(Stored data)

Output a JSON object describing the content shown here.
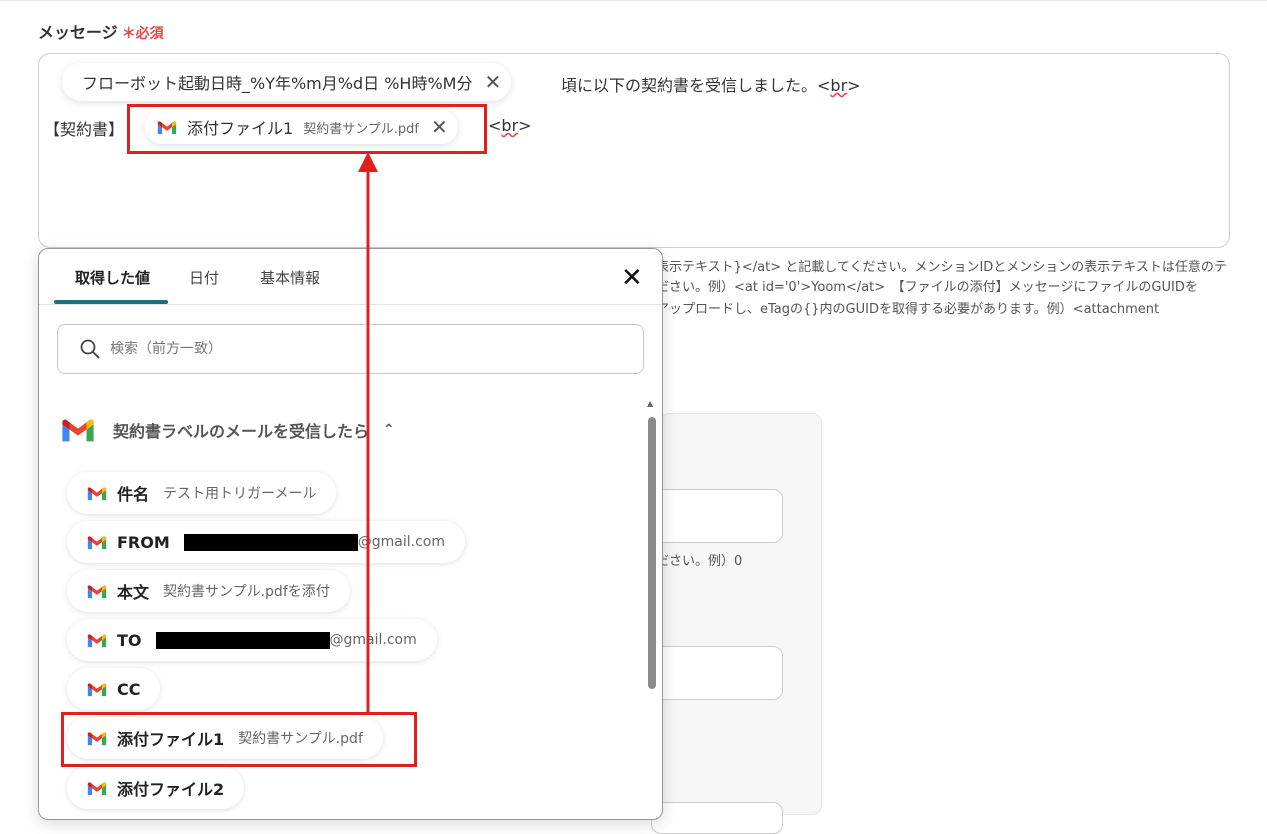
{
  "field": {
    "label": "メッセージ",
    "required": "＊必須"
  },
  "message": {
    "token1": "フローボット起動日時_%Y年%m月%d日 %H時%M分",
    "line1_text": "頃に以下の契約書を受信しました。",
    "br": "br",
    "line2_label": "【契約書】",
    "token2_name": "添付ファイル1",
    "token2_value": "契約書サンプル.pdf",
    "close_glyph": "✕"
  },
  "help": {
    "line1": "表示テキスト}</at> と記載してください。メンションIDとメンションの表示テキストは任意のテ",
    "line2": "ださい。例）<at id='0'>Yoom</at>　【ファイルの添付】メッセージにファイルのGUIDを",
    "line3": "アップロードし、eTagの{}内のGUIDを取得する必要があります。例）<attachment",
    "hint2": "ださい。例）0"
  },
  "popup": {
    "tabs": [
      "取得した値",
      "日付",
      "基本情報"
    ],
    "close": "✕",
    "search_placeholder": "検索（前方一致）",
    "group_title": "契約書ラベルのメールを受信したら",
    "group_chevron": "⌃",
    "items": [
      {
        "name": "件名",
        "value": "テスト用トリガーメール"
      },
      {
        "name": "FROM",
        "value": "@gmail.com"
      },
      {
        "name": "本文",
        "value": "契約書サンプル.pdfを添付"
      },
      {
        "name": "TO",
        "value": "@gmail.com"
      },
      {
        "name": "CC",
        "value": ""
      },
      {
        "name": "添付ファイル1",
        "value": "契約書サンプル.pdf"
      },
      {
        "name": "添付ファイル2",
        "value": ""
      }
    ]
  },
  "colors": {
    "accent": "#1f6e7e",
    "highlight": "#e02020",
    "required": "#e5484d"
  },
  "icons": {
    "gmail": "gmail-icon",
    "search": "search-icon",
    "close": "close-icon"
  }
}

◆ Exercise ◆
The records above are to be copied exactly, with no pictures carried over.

◆ Solution to this problem ◆
Output a JSON object describing the content shown here.
{
  "field": {
    "label": "メッセージ",
    "required": "＊必須"
  },
  "message": {
    "token1": "フローボット起動日時_%Y年%m月%d日 %H時%M分",
    "line1_text": "頃に以下の契約書を受信しました。",
    "br": "br",
    "line2_label": "【契約書】",
    "token2_name": "添付ファイル1",
    "token2_value": "契約書サンプル.pdf",
    "close_glyph": "✕"
  },
  "help": {
    "line1": "表示テキスト}</at> と記載してください。メンションIDとメンションの表示テキストは任意のテ",
    "line2": "ださい。例）<at id='0'>Yoom</at>　【ファイルの添付】メッセージにファイルのGUIDを",
    "line3": "アップロードし、eTagの{}内のGUIDを取得する必要があります。例）<attachment",
    "hint2": "ださい。例）0"
  },
  "popup": {
    "tabs": [
      "取得した値",
      "日付",
      "基本情報"
    ],
    "close": "✕",
    "search_placeholder": "検索（前方一致）",
    "group_title": "契約書ラベルのメールを受信したら",
    "group_chevron": "⌃",
    "items": [
      {
        "name": "件名",
        "value": "テスト用トリガーメール"
      },
      {
        "name": "FROM",
        "value": "@gmail.com"
      },
      {
        "name": "本文",
        "value": "契約書サンプル.pdfを添付"
      },
      {
        "name": "TO",
        "value": "@gmail.com"
      },
      {
        "name": "CC",
        "value": ""
      },
      {
        "name": "添付ファイル1",
        "value": "契約書サンプル.pdf"
      },
      {
        "name": "添付ファイル2",
        "value": ""
      }
    ]
  },
  "colors": {
    "accent": "#1f6e7e",
    "highlight": "#e02020",
    "required": "#e5484d"
  },
  "icons": {
    "gmail": "gmail-icon",
    "search": "search-icon",
    "close": "close-icon"
  }
}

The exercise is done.